Assignment » Only the number is needed: how many lines of the entries below contain the word "title".
■ ■ ■ ■
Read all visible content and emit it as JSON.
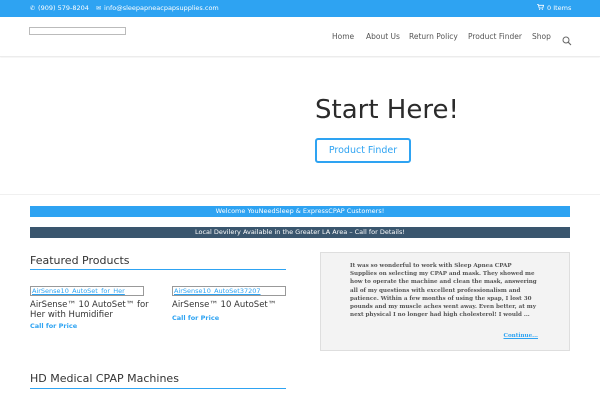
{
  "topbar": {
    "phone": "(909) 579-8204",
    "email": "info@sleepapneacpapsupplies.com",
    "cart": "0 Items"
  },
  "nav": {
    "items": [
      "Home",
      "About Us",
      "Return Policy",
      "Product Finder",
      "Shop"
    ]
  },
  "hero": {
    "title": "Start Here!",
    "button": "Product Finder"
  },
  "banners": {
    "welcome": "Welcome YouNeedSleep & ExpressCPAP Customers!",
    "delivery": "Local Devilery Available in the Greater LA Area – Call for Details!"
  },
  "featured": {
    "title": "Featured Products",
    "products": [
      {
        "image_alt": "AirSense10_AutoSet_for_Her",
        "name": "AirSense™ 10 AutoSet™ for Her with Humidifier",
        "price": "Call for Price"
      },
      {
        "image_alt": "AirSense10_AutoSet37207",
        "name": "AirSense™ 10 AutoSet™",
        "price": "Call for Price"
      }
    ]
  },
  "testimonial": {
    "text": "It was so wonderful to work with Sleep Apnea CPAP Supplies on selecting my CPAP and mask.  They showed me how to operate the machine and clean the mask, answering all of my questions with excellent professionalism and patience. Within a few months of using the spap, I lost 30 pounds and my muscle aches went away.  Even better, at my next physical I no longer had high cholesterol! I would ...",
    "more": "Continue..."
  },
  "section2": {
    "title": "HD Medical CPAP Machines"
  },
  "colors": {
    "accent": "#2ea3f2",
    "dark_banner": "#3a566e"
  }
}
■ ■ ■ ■
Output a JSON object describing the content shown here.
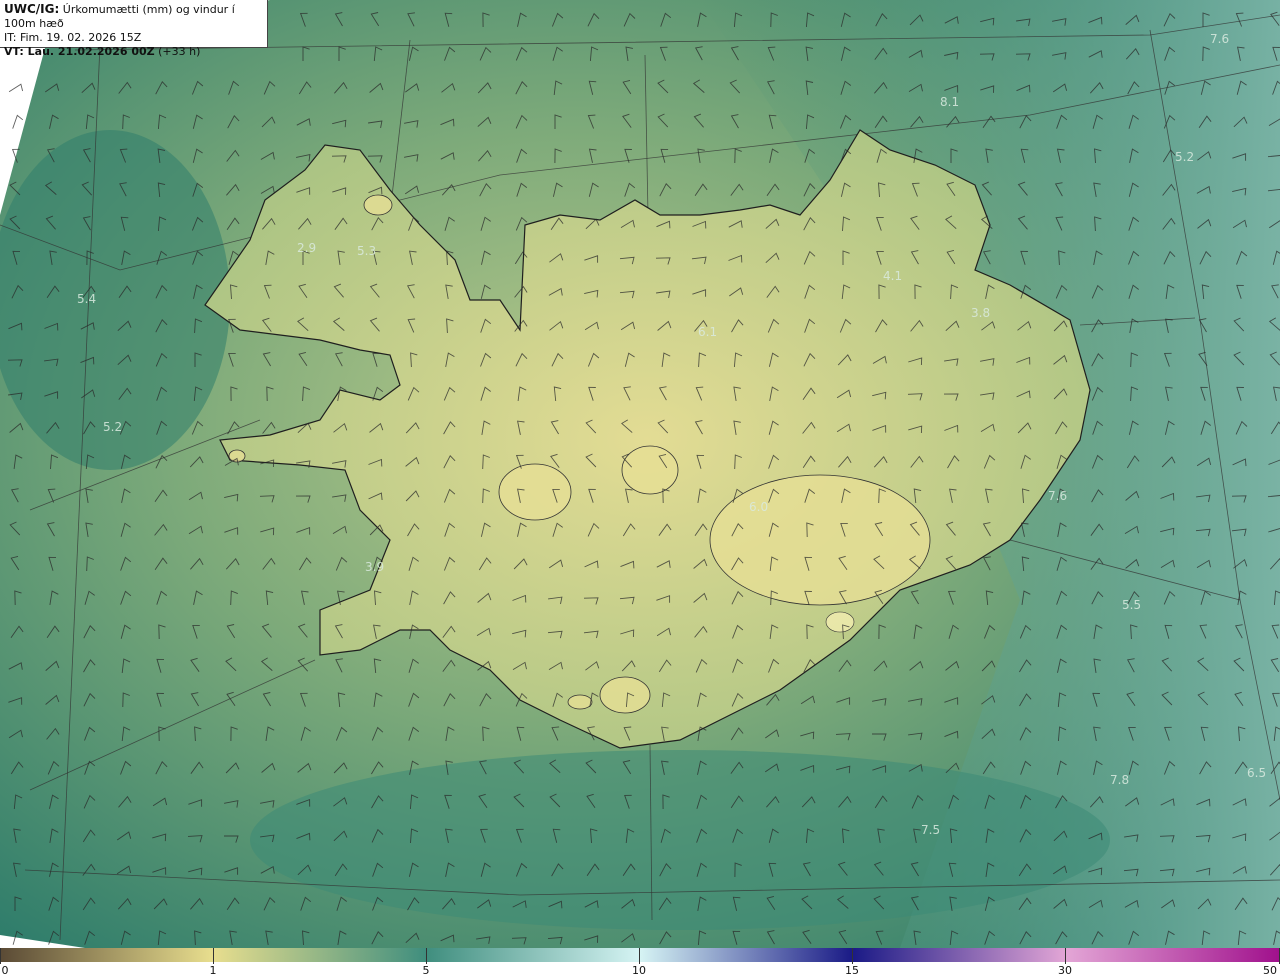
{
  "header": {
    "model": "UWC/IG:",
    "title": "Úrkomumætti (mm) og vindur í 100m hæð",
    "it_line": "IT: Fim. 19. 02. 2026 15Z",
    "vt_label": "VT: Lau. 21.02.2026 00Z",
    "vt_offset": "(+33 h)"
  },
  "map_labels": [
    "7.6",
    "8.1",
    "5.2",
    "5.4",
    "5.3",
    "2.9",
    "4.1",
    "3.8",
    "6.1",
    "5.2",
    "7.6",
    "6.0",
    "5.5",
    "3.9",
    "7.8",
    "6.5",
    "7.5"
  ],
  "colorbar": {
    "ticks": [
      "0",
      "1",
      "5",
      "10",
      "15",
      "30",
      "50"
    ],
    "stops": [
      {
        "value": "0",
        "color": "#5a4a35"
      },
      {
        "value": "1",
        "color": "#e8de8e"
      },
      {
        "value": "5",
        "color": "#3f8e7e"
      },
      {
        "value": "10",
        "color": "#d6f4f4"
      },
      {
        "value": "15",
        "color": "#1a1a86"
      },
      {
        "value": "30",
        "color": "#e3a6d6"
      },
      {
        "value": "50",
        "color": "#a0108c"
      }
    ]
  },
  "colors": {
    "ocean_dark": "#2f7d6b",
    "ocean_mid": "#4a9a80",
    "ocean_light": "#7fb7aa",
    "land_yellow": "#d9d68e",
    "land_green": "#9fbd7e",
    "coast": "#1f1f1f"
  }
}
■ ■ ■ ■
Response to the task » 4